The House of Representatives on Thursday passed a bill to end bulk collection of Americans' phone records by the National Security Agency, despite objections from leading Silicon Valley companies and privacy advocates who said last-minute changes could still enable widespread collection of Internet users' data.
Critics said the bill's intended reforms were "severely weakened" by amendments negotiated in private by the Obama administration and the House Republican majority. A coalition of major Internet companies that includes Facebook, Google and Apple pulled their support earlier this week, saying the changes created "an unacceptable loophole" that moved the bill "in the wrong direction."
Backers described the measure as a significant step forward and perhaps the best chance for Congress to restrict NSA abuses that were revealed by former contractor Edward Snowden and news reports over the past year. Critics vowed to work for stronger reforms in the Senate, although the White House and Sen. Dianne Feinstein, the California Democrat who chairs the Senate intelligence committee, have both reportedly endorsed the outlines of the House bill.
The bill known as the USA Freedom Act, which passed on a bipartisan vote of 303 to 121, is "a workable compromise that protects the core function of a counter-terrorism program we know has saved lives around the world," Rep. Mike Rogers, R-Mich., who chairs the House intelligence committee, told The Associated Press.
As it stands, the legislation follows through on President Barack Obama's proposal for ending the NSA's practice of collecting telephone calling records of virtually every American. It would shift that role to telephone companies, while requiring them to provide records to the NSA in response to a court order.
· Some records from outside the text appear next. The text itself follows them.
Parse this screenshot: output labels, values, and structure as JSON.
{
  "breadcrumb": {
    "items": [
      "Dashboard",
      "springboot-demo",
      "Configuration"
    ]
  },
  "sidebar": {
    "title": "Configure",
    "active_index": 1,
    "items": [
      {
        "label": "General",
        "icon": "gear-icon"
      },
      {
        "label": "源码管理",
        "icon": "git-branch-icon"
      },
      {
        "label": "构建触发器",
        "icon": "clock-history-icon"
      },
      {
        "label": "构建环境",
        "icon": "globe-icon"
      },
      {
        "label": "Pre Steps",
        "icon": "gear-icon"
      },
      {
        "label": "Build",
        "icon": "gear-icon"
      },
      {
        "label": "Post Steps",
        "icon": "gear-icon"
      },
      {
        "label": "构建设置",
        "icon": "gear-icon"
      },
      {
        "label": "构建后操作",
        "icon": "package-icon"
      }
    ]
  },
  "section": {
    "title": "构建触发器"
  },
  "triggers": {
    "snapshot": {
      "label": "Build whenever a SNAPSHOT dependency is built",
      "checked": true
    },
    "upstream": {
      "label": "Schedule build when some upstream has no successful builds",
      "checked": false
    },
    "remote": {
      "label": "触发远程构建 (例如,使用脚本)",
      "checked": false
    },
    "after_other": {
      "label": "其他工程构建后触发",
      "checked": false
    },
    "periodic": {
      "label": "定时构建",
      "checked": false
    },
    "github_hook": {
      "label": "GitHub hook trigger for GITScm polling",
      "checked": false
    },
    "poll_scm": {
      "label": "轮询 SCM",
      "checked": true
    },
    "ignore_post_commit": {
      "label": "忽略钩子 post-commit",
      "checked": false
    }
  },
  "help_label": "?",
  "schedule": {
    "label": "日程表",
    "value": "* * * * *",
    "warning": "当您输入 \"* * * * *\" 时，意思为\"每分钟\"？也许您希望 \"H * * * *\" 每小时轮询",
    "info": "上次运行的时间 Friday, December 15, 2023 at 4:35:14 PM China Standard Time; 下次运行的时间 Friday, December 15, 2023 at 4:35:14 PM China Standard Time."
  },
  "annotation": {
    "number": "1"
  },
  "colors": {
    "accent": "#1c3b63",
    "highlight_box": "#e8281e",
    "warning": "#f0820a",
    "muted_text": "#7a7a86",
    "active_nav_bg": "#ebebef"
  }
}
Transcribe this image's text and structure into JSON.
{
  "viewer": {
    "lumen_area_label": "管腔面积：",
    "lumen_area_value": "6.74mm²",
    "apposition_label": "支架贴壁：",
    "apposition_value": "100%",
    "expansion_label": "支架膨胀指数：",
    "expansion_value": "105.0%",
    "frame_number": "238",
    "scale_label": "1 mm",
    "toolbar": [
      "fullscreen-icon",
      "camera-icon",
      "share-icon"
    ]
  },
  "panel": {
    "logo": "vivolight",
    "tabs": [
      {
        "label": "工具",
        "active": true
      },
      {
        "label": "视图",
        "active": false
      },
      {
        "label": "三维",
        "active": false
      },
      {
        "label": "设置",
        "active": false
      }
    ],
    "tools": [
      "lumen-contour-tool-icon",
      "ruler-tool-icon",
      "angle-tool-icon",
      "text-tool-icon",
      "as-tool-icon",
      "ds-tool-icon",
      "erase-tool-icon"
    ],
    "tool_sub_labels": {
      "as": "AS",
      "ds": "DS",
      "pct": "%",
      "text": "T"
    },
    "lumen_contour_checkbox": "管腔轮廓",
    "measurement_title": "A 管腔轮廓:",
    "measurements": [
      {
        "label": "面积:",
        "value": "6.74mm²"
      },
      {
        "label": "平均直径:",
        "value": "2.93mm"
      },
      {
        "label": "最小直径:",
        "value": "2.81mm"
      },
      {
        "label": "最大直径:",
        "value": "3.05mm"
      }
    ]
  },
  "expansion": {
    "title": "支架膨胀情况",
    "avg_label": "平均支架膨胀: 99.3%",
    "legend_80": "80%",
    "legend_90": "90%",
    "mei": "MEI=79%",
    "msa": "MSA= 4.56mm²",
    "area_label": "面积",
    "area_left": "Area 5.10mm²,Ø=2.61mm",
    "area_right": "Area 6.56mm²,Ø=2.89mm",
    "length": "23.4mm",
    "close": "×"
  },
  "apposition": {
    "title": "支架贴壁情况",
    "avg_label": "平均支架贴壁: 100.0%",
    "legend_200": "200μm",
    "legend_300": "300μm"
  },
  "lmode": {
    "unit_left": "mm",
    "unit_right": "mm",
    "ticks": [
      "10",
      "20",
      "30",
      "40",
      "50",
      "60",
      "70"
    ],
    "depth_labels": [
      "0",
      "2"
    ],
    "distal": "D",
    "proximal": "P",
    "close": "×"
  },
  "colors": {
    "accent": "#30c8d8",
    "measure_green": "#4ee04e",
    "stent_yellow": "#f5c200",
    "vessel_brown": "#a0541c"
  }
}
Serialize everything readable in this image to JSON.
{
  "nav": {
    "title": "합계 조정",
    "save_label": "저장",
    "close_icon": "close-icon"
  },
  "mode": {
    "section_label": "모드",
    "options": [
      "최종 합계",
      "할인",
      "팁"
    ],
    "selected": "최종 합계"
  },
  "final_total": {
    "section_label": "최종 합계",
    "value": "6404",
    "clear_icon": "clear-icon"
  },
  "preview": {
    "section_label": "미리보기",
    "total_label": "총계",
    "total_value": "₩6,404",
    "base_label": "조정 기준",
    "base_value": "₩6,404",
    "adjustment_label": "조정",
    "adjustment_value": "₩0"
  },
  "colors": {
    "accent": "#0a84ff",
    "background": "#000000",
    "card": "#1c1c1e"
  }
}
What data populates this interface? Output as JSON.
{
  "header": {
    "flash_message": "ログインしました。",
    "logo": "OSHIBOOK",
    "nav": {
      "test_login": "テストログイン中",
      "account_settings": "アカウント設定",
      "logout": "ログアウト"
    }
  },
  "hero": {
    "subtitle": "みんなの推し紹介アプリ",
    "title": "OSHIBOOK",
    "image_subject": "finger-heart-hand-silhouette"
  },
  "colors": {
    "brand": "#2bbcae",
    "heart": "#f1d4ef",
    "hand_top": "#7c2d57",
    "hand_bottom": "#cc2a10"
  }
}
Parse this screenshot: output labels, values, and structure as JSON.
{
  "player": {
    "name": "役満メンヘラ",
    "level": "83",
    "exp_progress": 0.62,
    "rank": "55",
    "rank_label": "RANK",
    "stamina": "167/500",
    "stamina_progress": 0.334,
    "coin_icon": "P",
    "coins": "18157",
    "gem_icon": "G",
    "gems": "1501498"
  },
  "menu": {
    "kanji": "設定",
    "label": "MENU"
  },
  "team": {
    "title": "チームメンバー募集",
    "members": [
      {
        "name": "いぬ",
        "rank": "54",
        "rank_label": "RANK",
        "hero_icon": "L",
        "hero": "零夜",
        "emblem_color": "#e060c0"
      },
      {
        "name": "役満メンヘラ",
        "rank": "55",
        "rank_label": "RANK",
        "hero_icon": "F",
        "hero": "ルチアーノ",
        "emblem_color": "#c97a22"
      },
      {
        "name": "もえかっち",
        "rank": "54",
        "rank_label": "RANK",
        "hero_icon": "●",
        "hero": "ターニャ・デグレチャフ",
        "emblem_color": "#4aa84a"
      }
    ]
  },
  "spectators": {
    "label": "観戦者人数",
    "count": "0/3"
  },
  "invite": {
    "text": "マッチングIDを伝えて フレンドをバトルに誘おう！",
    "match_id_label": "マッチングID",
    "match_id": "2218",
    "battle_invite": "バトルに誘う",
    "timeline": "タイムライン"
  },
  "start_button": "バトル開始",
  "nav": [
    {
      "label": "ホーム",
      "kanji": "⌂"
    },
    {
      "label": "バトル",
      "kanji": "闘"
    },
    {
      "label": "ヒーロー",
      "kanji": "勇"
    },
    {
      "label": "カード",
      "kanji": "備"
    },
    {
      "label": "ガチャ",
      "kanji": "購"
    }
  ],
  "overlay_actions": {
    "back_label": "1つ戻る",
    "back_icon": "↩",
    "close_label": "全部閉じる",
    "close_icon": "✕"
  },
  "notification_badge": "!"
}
But critics denounced amendments sought by the Obama administration. Although one key change was seemingly technical, involving the addition of a few words, tech industry and civil liberties advocates said it made a tremendous difference.
"The ban on bulk collection was deliberately watered down to be ambiguous and exploitable," said Harley Geiger, senior counsel at the Center for Democracy and Technology, a Washington-based group that advocates for Internet freedom.
Specifically, one change added wording to a section that was intended to limit the kinds of data the NSA can obtain. It adds the phrase "such as," which critics view as open-ended and potentially allowing types of data that aren't specifically listed. It also uses the words "address" and "device" without defining them, which critics said could allow the agency to obtain data from broad geographic regions or categories of computers, such as smartphones.
"Congress has been clear that it wishes to end bulk collections, but given the government's history of twisted legal interpretations, this language can't be relied on to protect our freedoms," said the Electronic Frontier Foundation, another advocacy group. It said the changes "severely weaken the bill."
Tech companies used language that was only slightly more measured.
"We're pretty disappointed in the USA Freedom Act," said Elliot Schrage, vice president for communications and public policy at Facebook, in response to a stockholder's question during the company's annual meeting Thursday. "It's been really frustrating for us."
The amendments "would expand the scope of permissible government intrusion," Schrage said. While Facebook understands the need to protect national security, he said, "We think the dial has been turned much too far" toward security and away from Internet privacy.
Google, Yahoo and Apple had no comment Thursday. But their coalition withdrew its support for the bill Wednesday, saying in a statement that "the legislation has moved in the wrong direction. The latest draft opens up an unacceptable loophole that could enable the bulk collection of Internet users' data."
Critics also objected that an earlier change dropped the idea of an independent "public advocate" to review and potentially oppose NSA requests at the government's secret intelligence court. In addition, the EFF complained the bill didn't allow Internet companies to report on the exact number of demands for information they receive from U.S. authorities.
Instead, the bill codifies a deal the Justice Department negotiated with tech companies earlier this year, which allows them to report on information demands that used to be kept secret but requires them to characterize the numbers in a broad range instead of exact figures.
Silicon Valley's congressional representatives, including Democrats Zoe Lofgren, Mike Honda, Jackie Speier and Anna Eshoo, all voted against the bill. But its chief sponsor, GOP Rep. James Sensenbrenner of Wisconsin, urged House members to vote yes while conceding he wished it did more.
"Those who say this bill will legalize bulk collection are wrong," added Maryland Rep. C. A. "Dutch" Ruppersberger, the ranking Democrat on the intelligence committee, according to The Associated Press. "They are trying to scare you by making you think there are monsters under the bed."
House members from the Bay Area were divided in Thursday's vote on the USA Freedom Act:
Voting to approve: Jared Huffman, D-San Rafael; Jerry McNerney, D-Stockton; Nancy Pelosi, D-San Francisco; Mike Thompson, D-Napa.
Voting against: Anna Eshoo, D-Palo Alto; Sam Farr, D-Santa Cruz; Mike Honda, D-San Jose; Barbara Lee, D-Oakland; Zoe Lofgren, D-San Jose; George Miller, D-Martinez; Eric Swalwell, D-Dublin; Jackie Speier, D-San Mateo.
Source: U.S. House of Representatives